(Exercise details):
Say how many lines of the listing below include the word "gitignore", with no other output.

(Data):
= = = = =

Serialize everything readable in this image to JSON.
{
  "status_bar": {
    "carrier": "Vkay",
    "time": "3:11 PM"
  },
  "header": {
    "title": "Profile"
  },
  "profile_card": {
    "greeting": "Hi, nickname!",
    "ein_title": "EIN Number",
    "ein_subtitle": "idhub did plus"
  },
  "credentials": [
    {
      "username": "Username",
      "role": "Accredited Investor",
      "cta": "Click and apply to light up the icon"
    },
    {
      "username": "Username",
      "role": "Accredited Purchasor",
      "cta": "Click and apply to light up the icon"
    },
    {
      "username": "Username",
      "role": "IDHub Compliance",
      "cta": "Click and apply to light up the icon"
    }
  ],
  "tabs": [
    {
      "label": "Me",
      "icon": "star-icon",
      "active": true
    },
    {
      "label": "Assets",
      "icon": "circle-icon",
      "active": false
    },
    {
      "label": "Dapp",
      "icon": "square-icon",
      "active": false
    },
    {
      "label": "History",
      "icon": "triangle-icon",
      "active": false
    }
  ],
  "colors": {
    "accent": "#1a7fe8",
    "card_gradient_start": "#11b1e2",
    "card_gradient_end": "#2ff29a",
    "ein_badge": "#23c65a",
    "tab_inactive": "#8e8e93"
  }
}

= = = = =

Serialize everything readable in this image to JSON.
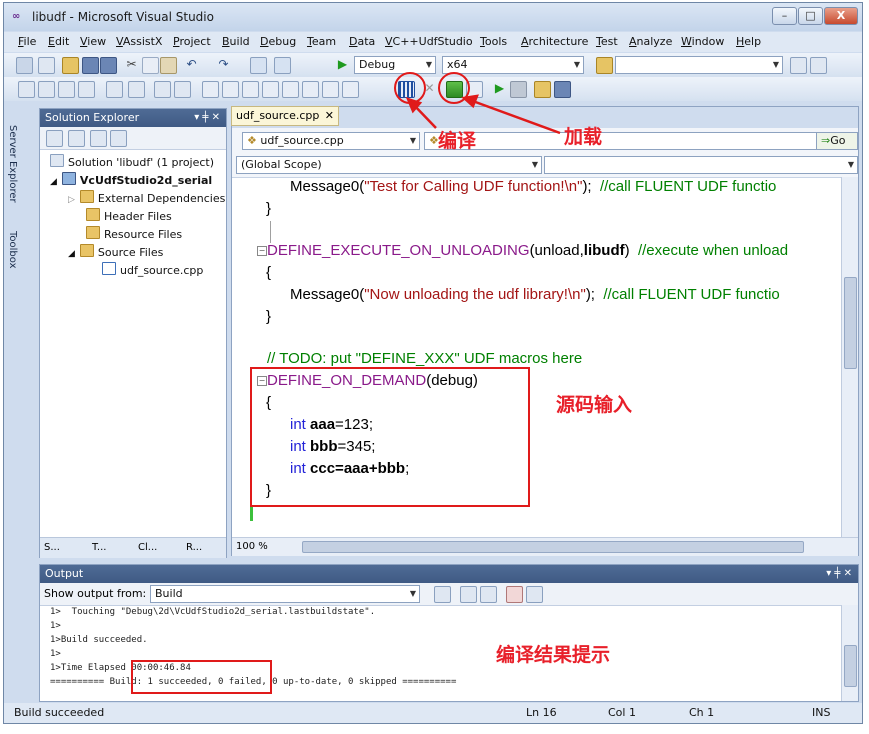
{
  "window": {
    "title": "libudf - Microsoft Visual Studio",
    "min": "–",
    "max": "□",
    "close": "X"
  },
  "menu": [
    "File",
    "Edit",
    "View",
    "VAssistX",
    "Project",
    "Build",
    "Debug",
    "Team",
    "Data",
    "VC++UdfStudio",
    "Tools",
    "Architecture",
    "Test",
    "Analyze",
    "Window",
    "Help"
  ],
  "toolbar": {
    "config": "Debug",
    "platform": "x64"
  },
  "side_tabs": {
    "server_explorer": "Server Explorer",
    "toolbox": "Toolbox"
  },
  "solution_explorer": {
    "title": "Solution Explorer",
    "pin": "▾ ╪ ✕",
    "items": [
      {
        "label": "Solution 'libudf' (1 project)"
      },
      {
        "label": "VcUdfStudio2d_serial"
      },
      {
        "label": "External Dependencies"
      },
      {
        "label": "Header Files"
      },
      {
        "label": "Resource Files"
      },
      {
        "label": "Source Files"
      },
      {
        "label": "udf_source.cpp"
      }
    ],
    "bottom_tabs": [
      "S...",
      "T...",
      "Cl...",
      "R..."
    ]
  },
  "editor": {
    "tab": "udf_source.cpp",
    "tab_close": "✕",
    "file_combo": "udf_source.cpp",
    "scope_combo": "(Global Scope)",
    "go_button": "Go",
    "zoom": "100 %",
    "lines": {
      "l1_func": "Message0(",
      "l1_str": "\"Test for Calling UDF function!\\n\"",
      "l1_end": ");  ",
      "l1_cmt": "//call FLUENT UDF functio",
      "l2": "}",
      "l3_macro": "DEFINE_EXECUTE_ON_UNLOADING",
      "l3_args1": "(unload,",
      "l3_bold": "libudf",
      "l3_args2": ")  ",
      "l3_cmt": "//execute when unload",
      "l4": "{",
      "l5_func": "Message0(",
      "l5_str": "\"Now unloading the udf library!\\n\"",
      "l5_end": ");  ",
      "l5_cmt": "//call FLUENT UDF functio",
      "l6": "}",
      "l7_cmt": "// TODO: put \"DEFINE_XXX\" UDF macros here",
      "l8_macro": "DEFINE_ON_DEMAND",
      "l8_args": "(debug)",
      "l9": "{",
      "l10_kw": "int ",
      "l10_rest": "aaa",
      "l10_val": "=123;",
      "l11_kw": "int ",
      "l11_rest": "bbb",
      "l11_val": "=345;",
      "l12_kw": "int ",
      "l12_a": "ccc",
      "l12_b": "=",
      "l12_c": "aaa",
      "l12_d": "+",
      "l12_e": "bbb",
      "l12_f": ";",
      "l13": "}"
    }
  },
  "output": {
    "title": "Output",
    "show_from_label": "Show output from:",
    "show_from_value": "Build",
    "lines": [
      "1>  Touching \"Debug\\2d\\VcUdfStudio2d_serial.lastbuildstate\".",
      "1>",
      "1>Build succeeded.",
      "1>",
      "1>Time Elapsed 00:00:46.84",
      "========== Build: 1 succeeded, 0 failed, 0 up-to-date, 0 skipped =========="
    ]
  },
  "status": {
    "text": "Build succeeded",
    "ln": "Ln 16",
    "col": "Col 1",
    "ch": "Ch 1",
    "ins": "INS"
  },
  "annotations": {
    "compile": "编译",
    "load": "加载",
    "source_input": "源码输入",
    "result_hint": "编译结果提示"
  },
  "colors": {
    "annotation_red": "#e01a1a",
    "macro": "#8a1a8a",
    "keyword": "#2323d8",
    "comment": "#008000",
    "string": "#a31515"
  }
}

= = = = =

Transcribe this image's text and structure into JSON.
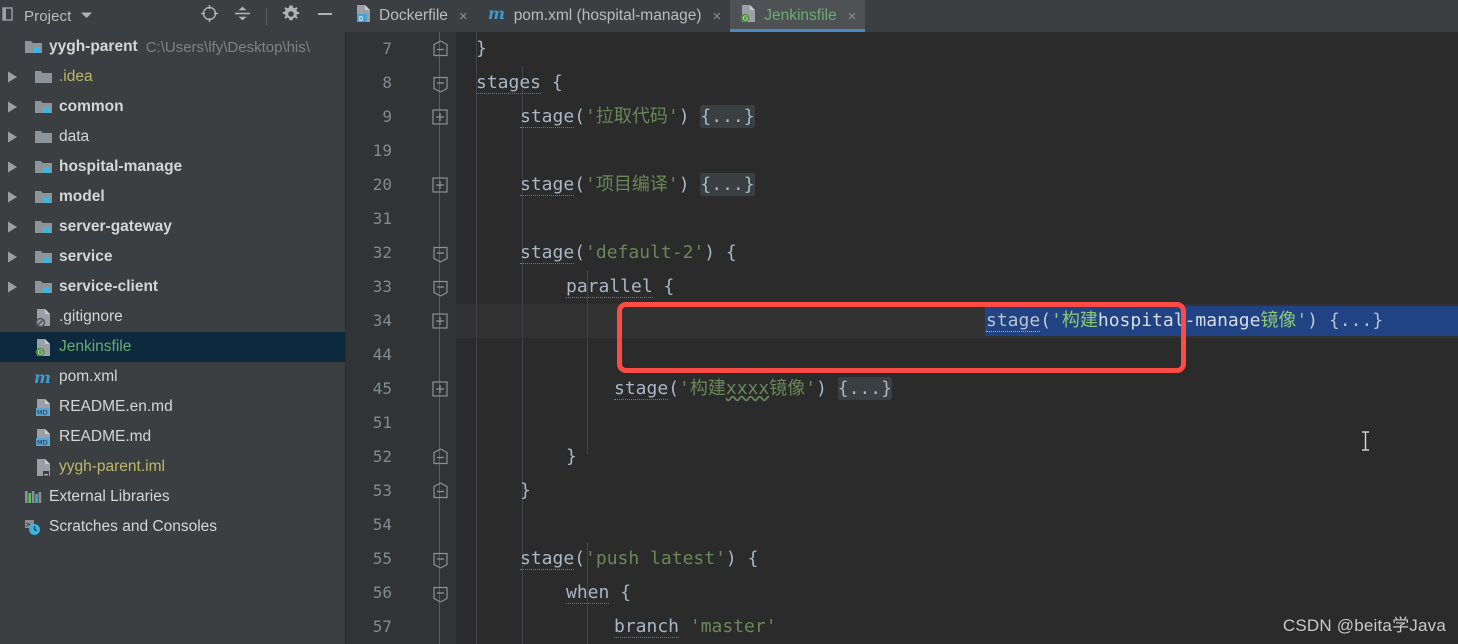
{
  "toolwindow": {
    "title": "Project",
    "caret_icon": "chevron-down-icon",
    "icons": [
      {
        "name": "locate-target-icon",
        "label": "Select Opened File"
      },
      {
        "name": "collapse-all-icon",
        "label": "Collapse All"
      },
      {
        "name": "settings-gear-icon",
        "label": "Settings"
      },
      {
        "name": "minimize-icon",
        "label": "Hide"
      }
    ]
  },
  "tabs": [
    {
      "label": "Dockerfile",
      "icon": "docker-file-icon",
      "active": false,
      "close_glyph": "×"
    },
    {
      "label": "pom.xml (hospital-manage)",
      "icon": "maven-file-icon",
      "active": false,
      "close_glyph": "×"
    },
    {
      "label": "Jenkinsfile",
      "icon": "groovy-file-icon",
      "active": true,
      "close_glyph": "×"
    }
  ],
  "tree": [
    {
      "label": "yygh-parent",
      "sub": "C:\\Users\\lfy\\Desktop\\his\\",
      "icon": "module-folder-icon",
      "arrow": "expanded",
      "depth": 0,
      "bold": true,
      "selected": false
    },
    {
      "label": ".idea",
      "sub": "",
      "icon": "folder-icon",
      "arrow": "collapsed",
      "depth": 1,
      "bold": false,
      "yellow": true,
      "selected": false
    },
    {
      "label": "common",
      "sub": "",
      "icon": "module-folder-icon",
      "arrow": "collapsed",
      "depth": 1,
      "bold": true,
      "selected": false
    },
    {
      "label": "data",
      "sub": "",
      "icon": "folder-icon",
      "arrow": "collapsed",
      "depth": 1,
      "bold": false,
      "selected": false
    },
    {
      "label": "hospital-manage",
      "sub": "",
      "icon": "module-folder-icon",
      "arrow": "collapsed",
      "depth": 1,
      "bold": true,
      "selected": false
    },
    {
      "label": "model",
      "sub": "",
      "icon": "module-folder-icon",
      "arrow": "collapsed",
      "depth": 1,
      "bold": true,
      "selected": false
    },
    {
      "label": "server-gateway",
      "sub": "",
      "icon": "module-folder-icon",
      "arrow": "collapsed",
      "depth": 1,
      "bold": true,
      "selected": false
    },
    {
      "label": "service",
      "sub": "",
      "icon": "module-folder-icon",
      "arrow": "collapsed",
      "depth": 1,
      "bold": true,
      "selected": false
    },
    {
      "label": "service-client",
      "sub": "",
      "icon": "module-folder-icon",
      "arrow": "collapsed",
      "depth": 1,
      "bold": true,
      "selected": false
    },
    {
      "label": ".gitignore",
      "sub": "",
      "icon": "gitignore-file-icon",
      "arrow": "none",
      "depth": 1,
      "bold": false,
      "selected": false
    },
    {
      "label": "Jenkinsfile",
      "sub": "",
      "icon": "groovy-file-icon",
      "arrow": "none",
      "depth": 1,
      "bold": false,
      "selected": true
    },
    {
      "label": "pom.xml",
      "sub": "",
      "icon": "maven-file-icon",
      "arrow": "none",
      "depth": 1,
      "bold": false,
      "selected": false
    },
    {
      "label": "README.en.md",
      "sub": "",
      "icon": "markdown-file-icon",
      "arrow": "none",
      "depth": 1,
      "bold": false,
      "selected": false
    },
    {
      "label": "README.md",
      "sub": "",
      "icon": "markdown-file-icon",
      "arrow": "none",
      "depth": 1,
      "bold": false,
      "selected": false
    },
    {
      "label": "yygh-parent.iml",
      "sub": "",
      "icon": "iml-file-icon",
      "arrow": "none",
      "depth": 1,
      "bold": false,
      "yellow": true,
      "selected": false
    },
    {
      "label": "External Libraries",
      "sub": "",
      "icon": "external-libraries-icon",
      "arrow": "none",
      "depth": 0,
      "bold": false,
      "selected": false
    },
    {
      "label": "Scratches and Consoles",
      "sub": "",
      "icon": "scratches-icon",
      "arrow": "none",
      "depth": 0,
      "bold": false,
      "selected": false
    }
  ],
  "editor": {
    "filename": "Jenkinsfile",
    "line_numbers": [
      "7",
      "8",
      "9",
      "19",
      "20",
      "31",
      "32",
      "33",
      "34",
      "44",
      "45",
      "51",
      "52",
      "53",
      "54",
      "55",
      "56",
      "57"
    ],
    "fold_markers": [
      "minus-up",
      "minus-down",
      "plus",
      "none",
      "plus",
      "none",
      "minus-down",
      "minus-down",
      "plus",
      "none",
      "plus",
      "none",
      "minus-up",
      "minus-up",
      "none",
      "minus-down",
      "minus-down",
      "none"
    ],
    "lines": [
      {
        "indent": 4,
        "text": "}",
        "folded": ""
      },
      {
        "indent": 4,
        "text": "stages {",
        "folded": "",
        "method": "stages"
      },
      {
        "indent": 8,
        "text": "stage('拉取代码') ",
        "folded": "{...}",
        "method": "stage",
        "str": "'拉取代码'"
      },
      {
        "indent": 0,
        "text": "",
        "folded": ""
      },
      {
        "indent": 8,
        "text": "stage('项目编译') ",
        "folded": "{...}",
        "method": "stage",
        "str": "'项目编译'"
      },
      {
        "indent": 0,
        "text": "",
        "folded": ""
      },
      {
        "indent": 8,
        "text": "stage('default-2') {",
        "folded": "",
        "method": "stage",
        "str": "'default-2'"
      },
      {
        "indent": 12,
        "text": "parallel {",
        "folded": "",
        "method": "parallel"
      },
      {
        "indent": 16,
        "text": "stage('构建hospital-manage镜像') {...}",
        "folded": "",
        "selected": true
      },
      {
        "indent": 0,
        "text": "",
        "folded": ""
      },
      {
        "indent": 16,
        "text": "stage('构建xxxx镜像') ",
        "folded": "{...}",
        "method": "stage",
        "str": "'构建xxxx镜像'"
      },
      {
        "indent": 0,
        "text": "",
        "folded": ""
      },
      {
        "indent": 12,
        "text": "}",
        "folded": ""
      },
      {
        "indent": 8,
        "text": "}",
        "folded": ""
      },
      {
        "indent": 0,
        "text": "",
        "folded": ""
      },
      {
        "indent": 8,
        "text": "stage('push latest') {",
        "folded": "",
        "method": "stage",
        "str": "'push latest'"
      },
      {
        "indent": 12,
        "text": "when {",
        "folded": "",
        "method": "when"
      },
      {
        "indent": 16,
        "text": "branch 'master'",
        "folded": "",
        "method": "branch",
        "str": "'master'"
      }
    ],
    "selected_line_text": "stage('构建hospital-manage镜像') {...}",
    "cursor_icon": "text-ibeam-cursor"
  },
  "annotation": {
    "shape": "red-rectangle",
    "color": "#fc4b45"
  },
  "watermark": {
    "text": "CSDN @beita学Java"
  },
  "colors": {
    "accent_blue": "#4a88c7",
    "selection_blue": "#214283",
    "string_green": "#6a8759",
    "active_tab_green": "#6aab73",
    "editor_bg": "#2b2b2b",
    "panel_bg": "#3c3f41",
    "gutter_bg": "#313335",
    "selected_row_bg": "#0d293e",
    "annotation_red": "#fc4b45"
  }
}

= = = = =

(Solved problem):
2